Having loved Night of the Jabberwock (1950), I have been meaning to try more of Brown’s work and it has only taken 16 months to actually get around to doing so – not bad! Today’s read started out in life as a short story called ‘The Santa Claus Murders’ and was published in October 1942 for Street & Smith’s Detective Story Magazine. Eventually in 1948 it was developed into the novel I am reviewing today, which also had the alternative title of A Plot for Murder. Isaac Anderson, reviewing for The New York Times, wrote about this work that ‘unless our memory is at fault, this is by far the best thing that Frederick [sic] Brown has done up to this time.’ Though to qualify this remark, this was only Brown’s third published novel, with his debut, The Fabulous Clipjoint (1947) having won the Edgar Award for best first novel. Personally, I feel I was at a disadvantage, having come to this novel after Night of the Jabberwock, this later title being the superior work. Nevertheless, I think Murder Can Be Fun shows signs of the type of complexities and plot structures Brown would later grapple with.
Despite the Christmassy décor of the book cover this book is set in august and starts in Broadway, Manhattan. We are informed that given the location a man in a mask wearing a Santa Claus suit, elicits no shock or surprise, with everyone presuming some sort of advertising game. But even the sleepiest of readers gets the hint that not all is as it seems. This Santa certainly isn’t flogging anything and instead heads to the office of Arthur D Dineen. Within minutes both Arthur and his Doberman are shot, (with only the dog surviving), with a silencer. Why? We do not know. When the crime reaches the newspapers it is known as the Santa Claus Murder, yet there is one reader more shocked than the others, Bill Tracy and he is shocked because the crime itself was one he planned, written in fact for a series he wants to present to the radio station he writes for. His proposal, conveniently entitled Murder Can Be Fun was to be a ‘series of 15-minute scripts dramatizing fictional crimes, complete with clues and solvable by the listener -’. Initially he hopes it is all coincidence, though the fact the victim was his boss certainly worries him. After all he had only written the script the night before the killing. Who could have possibly got in to his apartment to read it? Yet when the next day the janitor for Bill’s building is also killed in a manner matching one of the scripts, the hope it is coincidental sputters and dies.
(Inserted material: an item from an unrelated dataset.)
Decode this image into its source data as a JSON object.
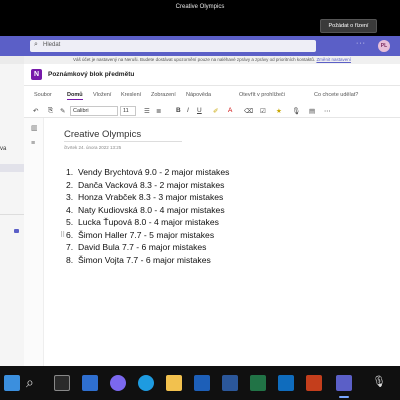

In the earlier parts of the story we get a behind the scenes look at how radio shows are crafted and produced, and Brown also uses these slots to satirise and critique radio soap operas. Bill left his job as a reporter to write such scripts, yet he very much hates the work he does, only staying for the money:
‘To write a soap opera script, you lie awake nights trying to figure out what fate can do to your heroine next when she’s already suffered from earthquakes and unrequited love and blackmail, been captured by gangsters and spies and tried for murder, and had just about everything except ants in her pants, which is the one thing she really needs. But on the radio she can’t have them.’
This very much put me in mind of Agatha Christie’s The Man in the Brown Suit (1924), as Christie also uses her story to comment on the melodramas of her own day, in particular work such as Arthur B Reeves’ The Perils of Pauline (1914), which have their heroines forever in jeopardy. It is interesting however, that Bill’s main gripe with having to write shows such as Millie’s Millions, is the insistence on endless suffering by the show’s listeners, that the heroine perpetually has to be getting out of various kinds of trouble. For her there’s never a happily ever after. This seemed like quite a surprisingly sensitive comment coming from a male character, given the literary/social context. Although Brown goes even further with his comments, stretching them to the listeners of such shows. He’s not very flattering, suggesting that they are ‘a section of the population that had never read or listened to anything before because nothing lousy enough for them to listen to had ever been broadcast.’
Plot-wise Brown’s book is good. It is not as complex as the one he includes in Night of the Jabberwock, but all of the pieces dovetail nicely. Interestingly his protagonist Bill Tracy, who quips that he is not Dick Tracy, does not occupy a conventional amateur sleuth role, nor is he a thriller-like protagonist who is embroiled in a series of near-death experiences until the real killer is exposed. In an odd sort of way Bill is an outsider to events and the weakest part of the plot is the ending in which he reveals the culprit. Nevertheless, I still very much enjoyed this story and Brown has a wonderful turn of phrase, such as having Bill wonder if Sergeant Corey ‘might be a little cleverer than that, being Machiavellian in an Airedale sort of way.’ The mind definitely boggles at computing that image! However, for all male readers this insight may be of some use: ‘A man might wait for an assignation in pyjamas, but only a lout would wear a nightshirt.’ Though feel free to disagree if you want to…
I’m in two minds as to how to recommend this book. Should I suggest reading this one first, then Night of the Jabberwock, so there are no unhelpful comparisons? Or should NOTJ be the first title to be read, so you’re hooked by Brown and keen to read more? If others have read both titles it would be interesting to hear your thoughts on this matter.